Question: Why did we watch this video? How can this be applied to constructive journalism?   
(Empathy, trying to understand who the other person really is, trying to connect with other  person, etc.)  

Example: ITV video on child rape survivor
Question: What did the interviewer do and what would you do differently as a constructive reporter? 
(Comfort zone, timing, awareness) 

Input / Discussion, 20 min.
Conducting constructive interviews
 Presentation: PPT Reporting constructively, slides 27-36

Staying constructive throughout the story process (fundamental)
Group work / 1 hour
Trainees reflect on how they use a constructive approach throughout the idea development,  research, production and publication phases of their constructive stories. (Can be homework if time is limited)

Trainees list how to stay constructive in the stages after idea development and research. They can discuss strategies, advantages and challenges. 

Individual brainstorming: 10 min. 
Group work: 10 min. 
Presentation and discussion: 20 min. 
Presentation of examples: 20 min. 

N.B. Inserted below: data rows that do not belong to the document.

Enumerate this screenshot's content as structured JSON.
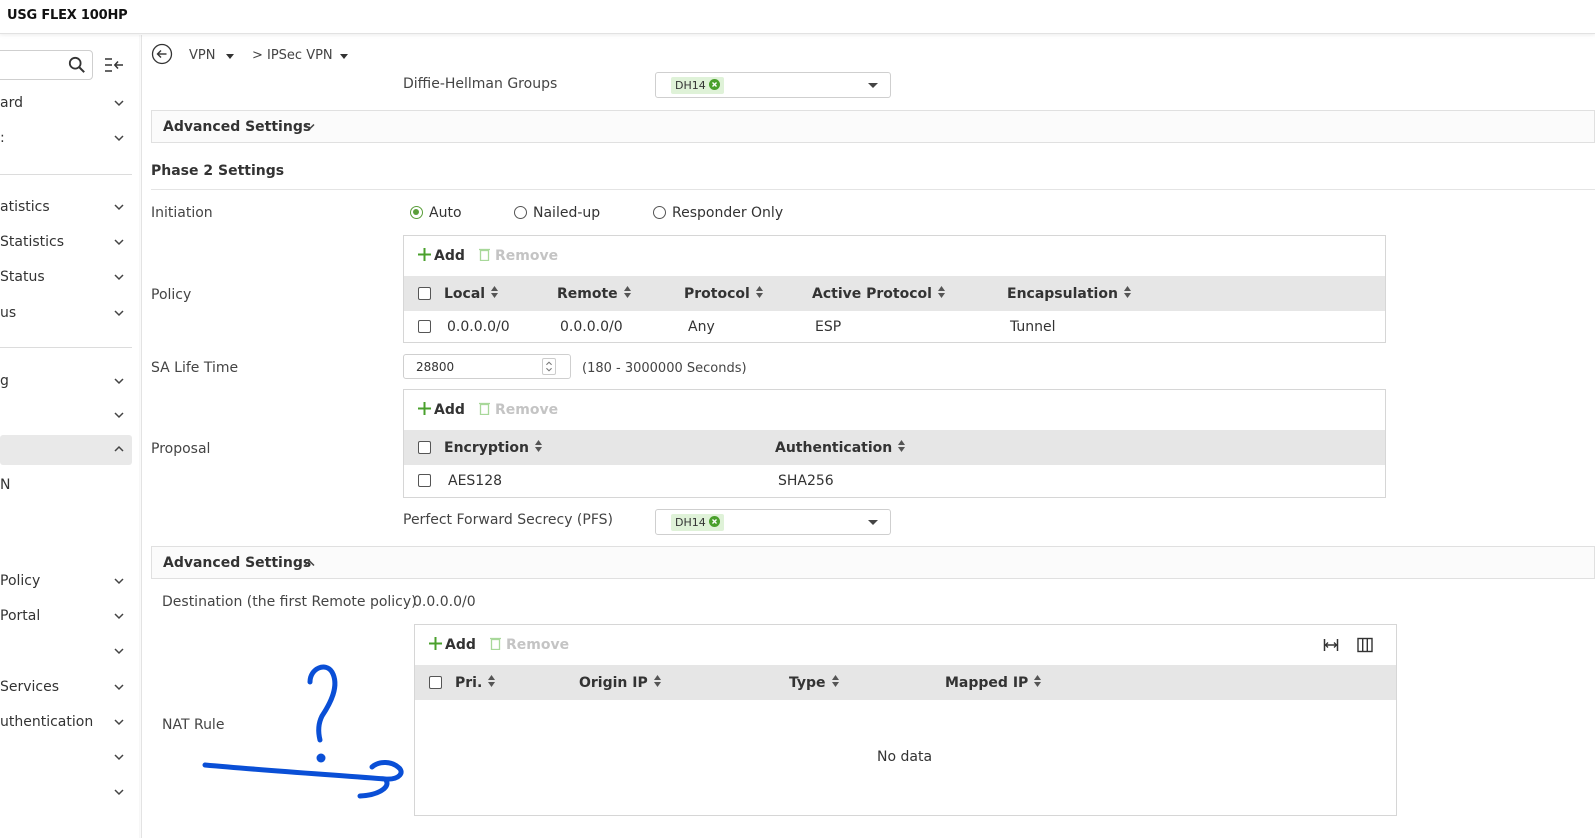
{
  "app": {
    "title": "USG FLEX 100HP"
  },
  "sidebar": {
    "search_placeholder": "",
    "items": [
      {
        "label": "ard",
        "expanded": false
      },
      {
        "label": ":",
        "expanded": false
      },
      {
        "label": "atistics",
        "expanded": false
      },
      {
        "label": "Statistics",
        "expanded": false
      },
      {
        "label": " Status",
        "expanded": false
      },
      {
        "label": "us",
        "expanded": false
      },
      {
        "label": "g",
        "expanded": false
      },
      {
        "label": "",
        "expanded": false
      },
      {
        "label": "",
        "expanded": true,
        "active": true
      },
      {
        "label": "N"
      },
      {
        "label": "Policy",
        "expanded": false
      },
      {
        "label": "Portal",
        "expanded": false
      },
      {
        "label": "",
        "expanded": false
      },
      {
        "label": "Services",
        "expanded": false
      },
      {
        "label": "uthentication",
        "expanded": false
      },
      {
        "label": "",
        "expanded": false
      },
      {
        "label": "",
        "expanded": false
      }
    ]
  },
  "breadcrumb": {
    "first": "VPN",
    "separator": ">",
    "second": "IPSec VPN"
  },
  "phase1": {
    "dh_label": "Diffie-Hellman Groups",
    "dh_value": "DH14"
  },
  "advanced_top": {
    "label": "Advanced Settings"
  },
  "phase2": {
    "title": "Phase 2 Settings",
    "initiation_label": "Initiation",
    "initiation_options": [
      "Auto",
      "Nailed-up",
      "Responder Only"
    ],
    "initiation_selected": "Auto",
    "policy_label": "Policy",
    "policy_table": {
      "add": "Add",
      "remove": "Remove",
      "columns": [
        "Local",
        "Remote",
        "Protocol",
        "Active Protocol",
        "Encapsulation"
      ],
      "rows": [
        [
          "0.0.0.0/0",
          "0.0.0.0/0",
          "Any",
          "ESP",
          "Tunnel"
        ]
      ]
    },
    "sa_label": "SA Life Time",
    "sa_value": "28800",
    "sa_hint": "(180 - 3000000 Seconds)",
    "proposal_label": "Proposal",
    "proposal_table": {
      "add": "Add",
      "remove": "Remove",
      "columns": [
        "Encryption",
        "Authentication"
      ],
      "rows": [
        [
          "AES128",
          "SHA256"
        ]
      ]
    },
    "pfs_label": "Perfect Forward Secrecy (PFS)",
    "pfs_value": "DH14"
  },
  "advanced_bottom": {
    "label": "Advanced Settings",
    "dest_label": "Destination (the first Remote policy)",
    "dest_value": "0.0.0.0/0",
    "nat_label": "NAT Rule",
    "nat_table": {
      "add": "Add",
      "remove": "Remove",
      "columns": [
        "Pri.",
        "Origin IP",
        "Type",
        "Mapped IP"
      ],
      "empty": "No data"
    }
  },
  "annotation": {
    "glyph": "?"
  },
  "colors": {
    "accent_green": "#5a9e3a",
    "tag_bg": "#dff2d8",
    "header_bg": "#e6e6e6",
    "scribble_blue": "#0a4fd6"
  }
}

Prepare boards for group work, choose examples of constructive stories where the audience has been involved.

Individual exercise (Crazy 8), 10 min.
You invite the trainees to brainstorm – by the help of an associative thinking game called Crazy 8. Trainees are asked to quickly write down in eight minutes eight creative ways to stay constructive in the writing/filming, editing and publication stages. The goal is to push beyond first ideas, frequently the least innovative, and to generate a wider variety of possibilities. 

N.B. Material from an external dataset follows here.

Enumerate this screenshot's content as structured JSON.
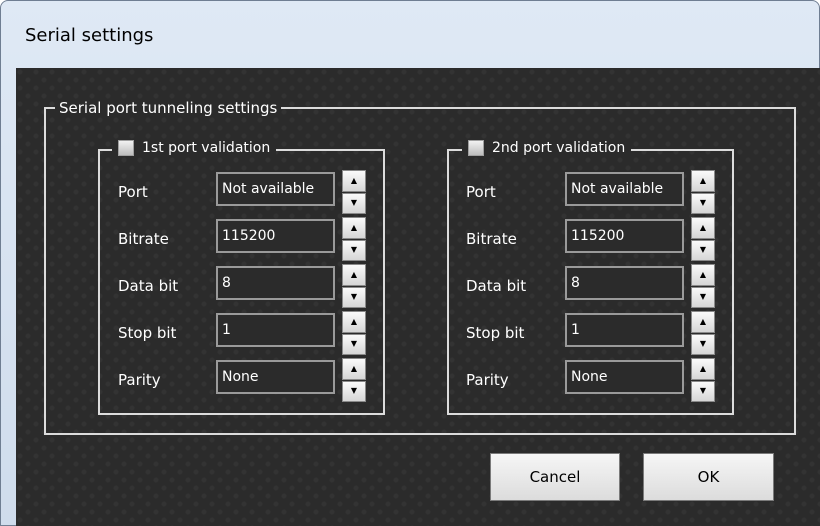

Group work, 20 min.
Trainees are divided into 3 groups. Each group chooses their best ideas and discusses them in the group (challenges and advantages). Each group presents its results and discusses them with all trainees.

Input / Discussion, 20 min.
Staying constructive throughout the story process
 Presentation: PPT Reporting constructively, slides 40-46

What’s your creative type? 
Trainees reflect on their creative strengths and weaknesses and find out what creative type they are. Can be discussed on the next workshop day.

See handouts 8 and 9: What type of creative person are you? / Explore your creative potential!

Find your constructive story idea
Each trainee comes up with one idea for a constructive story to be written/produced (or at least planned if time is limited) during the training. Can be emailed to the trainer or discussed on the next workshop day. 

Desk research for your CJ story
Trainees draft individual research plans, send them to the trainers for feedback. When they have done the research, they could also share their research protocols with the trainer. 

Staying constructive throughout the story process
Trainees list ideas of how they can use constructive approaches throughout the research, production and publication phases of their constructive stories.